Ryan Binkley (R-TX)
Gov. Doug Burgum (R-ND)
Gov. Chris Christie (R-NJ)
Gov. Ron DeSantis (R-FL)
Larry Elder (R-CA;withdrew)
Gov. Nikki Haley (R-SC)
Rep. Will Hurd (R-FL;withdrew)
Gov. Asa Hutchinson (R-AR)
Perry Johnson (R-IL)
Mayor Steve Laffey (R-RI)
Former V.P.Mike Pence (R-IN;withdrew)
Vivek Ramaswamy (R-OH)
Sen. Tim Scott (R-SC)
Secy. Corey Stapleton (R-MT)
Mayor Francis Suarez (R-FL;withdrew)
Former Pres.Donald Trump (R-NY)
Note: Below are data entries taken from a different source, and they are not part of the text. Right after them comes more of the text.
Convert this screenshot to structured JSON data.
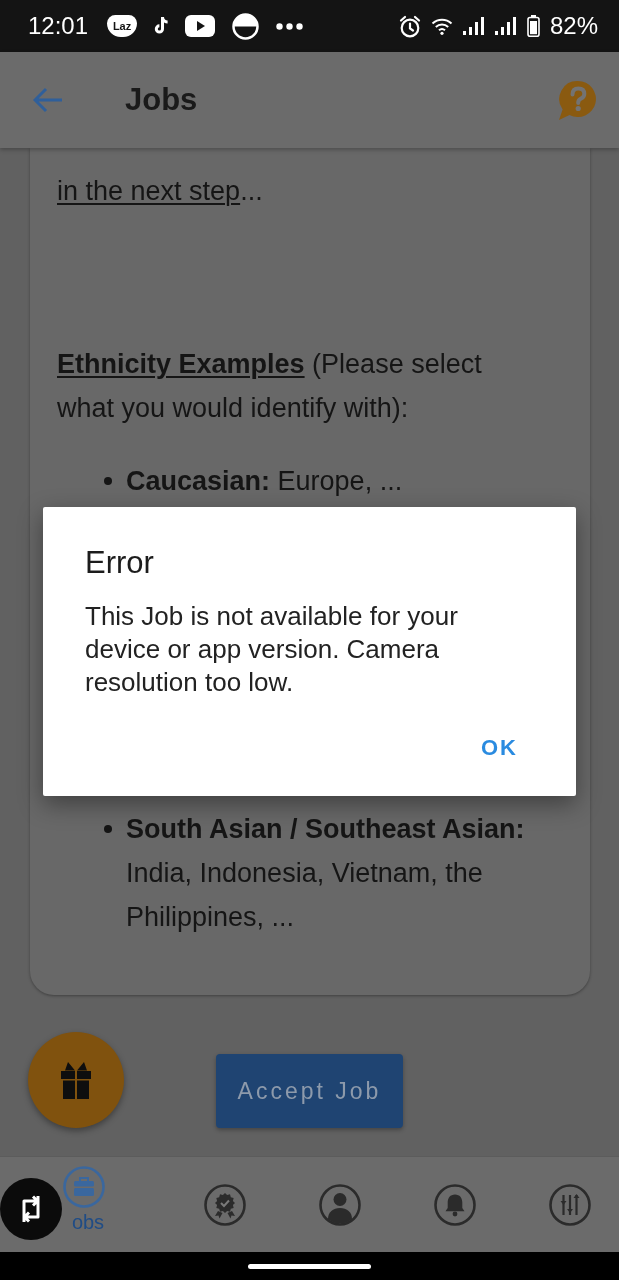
{
  "status_bar": {
    "time": "12:01",
    "app_logo": "Laz",
    "battery": "82%"
  },
  "app_bar": {
    "title": "Jobs"
  },
  "card": {
    "intro": [
      {
        "text": "in the next step",
        "bold": false,
        "underline": true
      },
      {
        "text": "...",
        "bold": false,
        "underline": false
      }
    ],
    "examples_heading": [
      {
        "text": "Ethnicity Examples",
        "bold": true,
        "underline": true
      },
      {
        "text": " (Please select what you would identify with):",
        "bold": false,
        "underline": false
      }
    ],
    "examples": [
      "**Caucasian:** Europe, ...",
      "**South Asian / Southeast Asian:** India, Indonesia, Vietnam, the Philippines, ..."
    ]
  },
  "accept_button": {
    "label": "Accept Job"
  },
  "bottom_nav": [
    {
      "kind": "briefcase",
      "label": "obs",
      "selected": true
    },
    {
      "kind": "award",
      "selected": false
    },
    {
      "kind": "person",
      "selected": false
    },
    {
      "kind": "bell",
      "selected": false
    },
    {
      "kind": "sliders",
      "selected": false
    }
  ],
  "dialog": {
    "title": "Error",
    "message": "This Job is not available for your device or app version. Camera resolution too low.",
    "button": "OK"
  }
}
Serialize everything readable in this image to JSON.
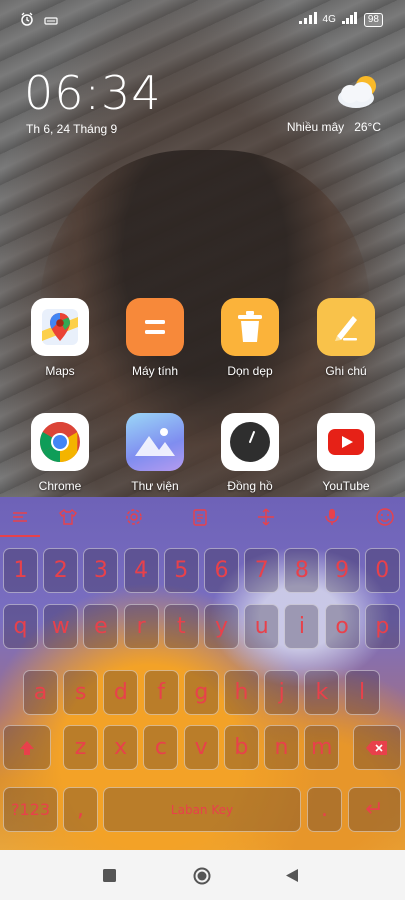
{
  "status_bar": {
    "network": "4G",
    "battery": "98"
  },
  "clock": {
    "time": "06:34",
    "date": "Th 6, 24 Tháng 9"
  },
  "weather": {
    "condition": "Nhiều mây",
    "temperature": "26°C"
  },
  "apps": [
    {
      "label": "Maps",
      "icon": "maps-icon"
    },
    {
      "label": "Máy tính",
      "icon": "calculator-icon"
    },
    {
      "label": "Dọn dẹp",
      "icon": "trash-icon"
    },
    {
      "label": "Ghi chú",
      "icon": "notes-icon"
    },
    {
      "label": "Chrome",
      "icon": "chrome-icon"
    },
    {
      "label": "Thư viện",
      "icon": "gallery-icon"
    },
    {
      "label": "Đồng hồ",
      "icon": "clock-icon"
    },
    {
      "label": "YouTube",
      "icon": "youtube-icon"
    }
  ],
  "keyboard": {
    "number_row": [
      "1",
      "2",
      "3",
      "4",
      "5",
      "6",
      "7",
      "8",
      "9",
      "0"
    ],
    "row1": [
      "q",
      "w",
      "e",
      "r",
      "t",
      "y",
      "u",
      "i",
      "o",
      "p"
    ],
    "row2": [
      "a",
      "s",
      "d",
      "f",
      "g",
      "h",
      "j",
      "k",
      "l"
    ],
    "row3": [
      "z",
      "x",
      "c",
      "v",
      "b",
      "n",
      "m"
    ],
    "symbols_key": "?123",
    "comma_key": ",",
    "space_label": "Laban Key",
    "period_key": ".",
    "enter_glyph": "↵",
    "key_color": "#e8414b"
  },
  "colors": {
    "maps_bg": "#ffffff",
    "calculator_bg": "#f7893a",
    "cleaner_bg": "#fbb33a",
    "notes_bg": "#f9c24a",
    "youtube_red": "#e62117"
  }
}
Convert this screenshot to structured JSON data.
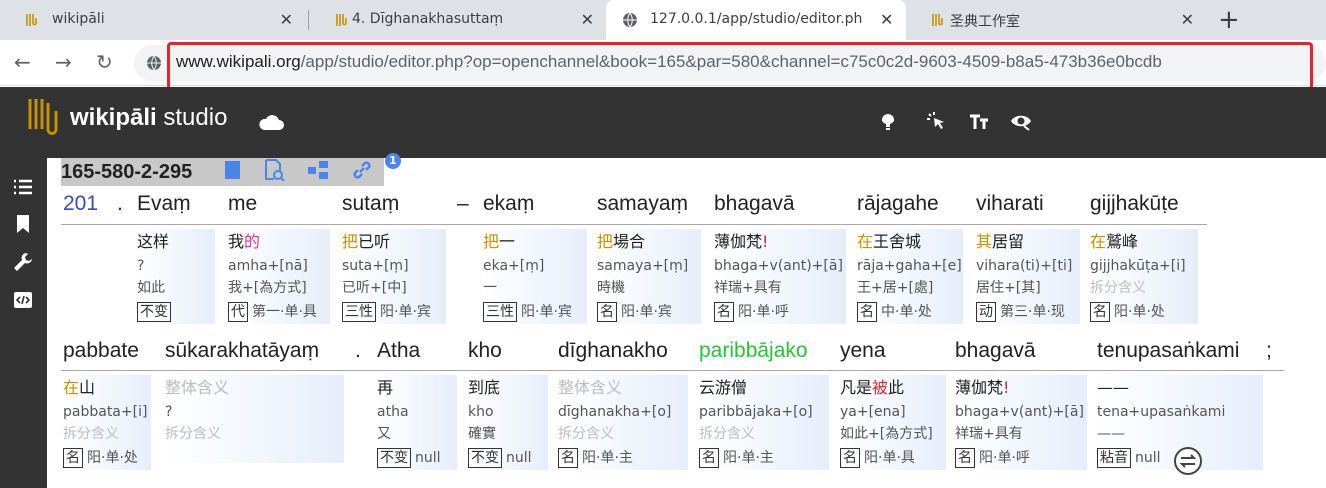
{
  "browser": {
    "tabs": [
      {
        "title": "wikipāli",
        "close": "✕"
      },
      {
        "title": "4. Dīghanakhasuttaṃ",
        "close": "✕"
      },
      {
        "title": "127.0.0.1/app/studio/editor.ph",
        "close": "✕"
      },
      {
        "title": "圣典工作室",
        "close": "✕"
      }
    ],
    "new_tab": "+",
    "url_host": "www.wikipali.org",
    "url_rest": "/app/studio/editor.php?op=openchannel&book=165&par=580&channel=c75c0c2d-9603-4509-b8a5-473b36e0bcdb",
    "nav": {
      "back": "←",
      "forward": "→",
      "reload": "↻"
    }
  },
  "app": {
    "brand_bold": "wikipāli",
    "brand_light": " studio",
    "tools": [
      "highlight-icon",
      "pointer-icon",
      "font-size-icon",
      "view-icon"
    ],
    "sidebar": [
      "menu-icon",
      "bookmark-icon",
      "wrench-icon",
      "code-icon"
    ]
  },
  "sentence": {
    "id": "165-580-2-295",
    "info": "1"
  },
  "row1": {
    "para": "201",
    "dot": ".",
    "dash": "–",
    "words": [
      "Evaṃ",
      "me",
      "sutaṃ",
      "ekaṃ",
      "samayaṃ",
      "bhagavā",
      "rājagahe",
      "viharati",
      "gijjhakūṭe"
    ]
  },
  "row2": {
    "words": [
      "pabbate",
      "sūkarakhatāyaṃ",
      ".",
      "Atha",
      "kho",
      "dīghanakho",
      "paribbājako",
      "yena",
      "bhagavā",
      "tenupasaṅkami",
      ";"
    ]
  },
  "cards1": [
    {
      "m1": "这样",
      "m2": "?",
      "m3": "如此",
      "tag": "不变",
      "after": ""
    },
    {
      "m1a": "我",
      "m1b": "的",
      "m2": "amha+[nā]",
      "m3": "我+[為方式]",
      "tag": "代",
      "after": "第一·单·具"
    },
    {
      "m1a": "把",
      "m1b": "已听",
      "m2": "suta+[ṃ]",
      "m3": "已听+[中]",
      "tag": "三性",
      "after": "阳·单·宾"
    },
    {
      "m1a": "把",
      "m1b": "一",
      "m2": "eka+[ṃ]",
      "m3": "一",
      "tag": "三性",
      "after": "阳·单·宾"
    },
    {
      "m1a": "把",
      "m1b": "場合",
      "m2": "samaya+[ṃ]",
      "m3": "時機",
      "tag": "名",
      "after": "阳·单·宾"
    },
    {
      "m1a": "薄伽梵",
      "m1b": "!",
      "m2": "bhaga+v(ant)+[ā]",
      "m3": "祥瑞+具有",
      "tag": "名",
      "after": "阳·单·呼"
    },
    {
      "m1a": "在",
      "m1b": "王舍城",
      "m2": "rāja+gaha+[e]",
      "m3": "王+居+[處]",
      "tag": "名",
      "after": "中·单·处"
    },
    {
      "m1a": "其",
      "m1b": "居留",
      "m2": "vihara(ti)+[ti]",
      "m3": "居住+[其]",
      "tag": "动",
      "after": "第三·单·现"
    },
    {
      "m1a": "在",
      "m1b": "鷲峰",
      "m2": "gijjhakūṭa+[i]",
      "m3": "拆分含义",
      "tag": "名",
      "after": "阳·单·处"
    }
  ],
  "cards2": [
    {
      "m1a": "在",
      "m1b": "山",
      "m2": "pabbata+[i]",
      "m3": "拆分含义",
      "tag": "名",
      "after": "阳·单·处"
    },
    {
      "m1": "整体含义",
      "m2": "?",
      "m3": "拆分含义",
      "tag": "",
      "after": ""
    },
    {
      "m1": "再",
      "m2": "atha",
      "m3": "又",
      "tag": "不变",
      "after": "null"
    },
    {
      "m1": "到底",
      "m2": "kho",
      "m3": "確實",
      "tag": "不变",
      "after": "null"
    },
    {
      "m1": "整体含义",
      "m2": "dīghanakha+[o]",
      "m3": "拆分含义",
      "tag": "名",
      "after": "阳·单·主"
    },
    {
      "m1": "云游僧",
      "m2": "paribbājaka+[o]",
      "m3": "拆分含义",
      "tag": "名",
      "after": "阳·单·主"
    },
    {
      "m1a": "凡是",
      "m1b": "被",
      "m1c": "此",
      "m2": "ya+[ena]",
      "m3": "如此+[為方式]",
      "tag": "名",
      "after": "阳·单·具"
    },
    {
      "m1a": "薄伽梵",
      "m1b": "!",
      "m2": "bhaga+v(ant)+[ā]",
      "m3": "祥瑞+具有",
      "tag": "名",
      "after": "阳·单·呼"
    },
    {
      "m1": "——",
      "m2": "tena+upasaṅkami",
      "m3": "——",
      "tag": "粘音",
      "after": "null"
    }
  ]
}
2024 Democratic and 3rd-party primary candidates:
Pres. Joe Biden (D-DE)
V.P.Kamala Harris (D-CA)
Robert F. Kennedy, Jr. (I-NY)
Chase Oliver (L-GA)
Rep.Dean Phillips (D-MN)
Jill Stein (Green)
Cornel West (Green Party)
Kanye West (Birthday Party)
Marianne Williamson (D-CA)
External Links about Ron DeSantis: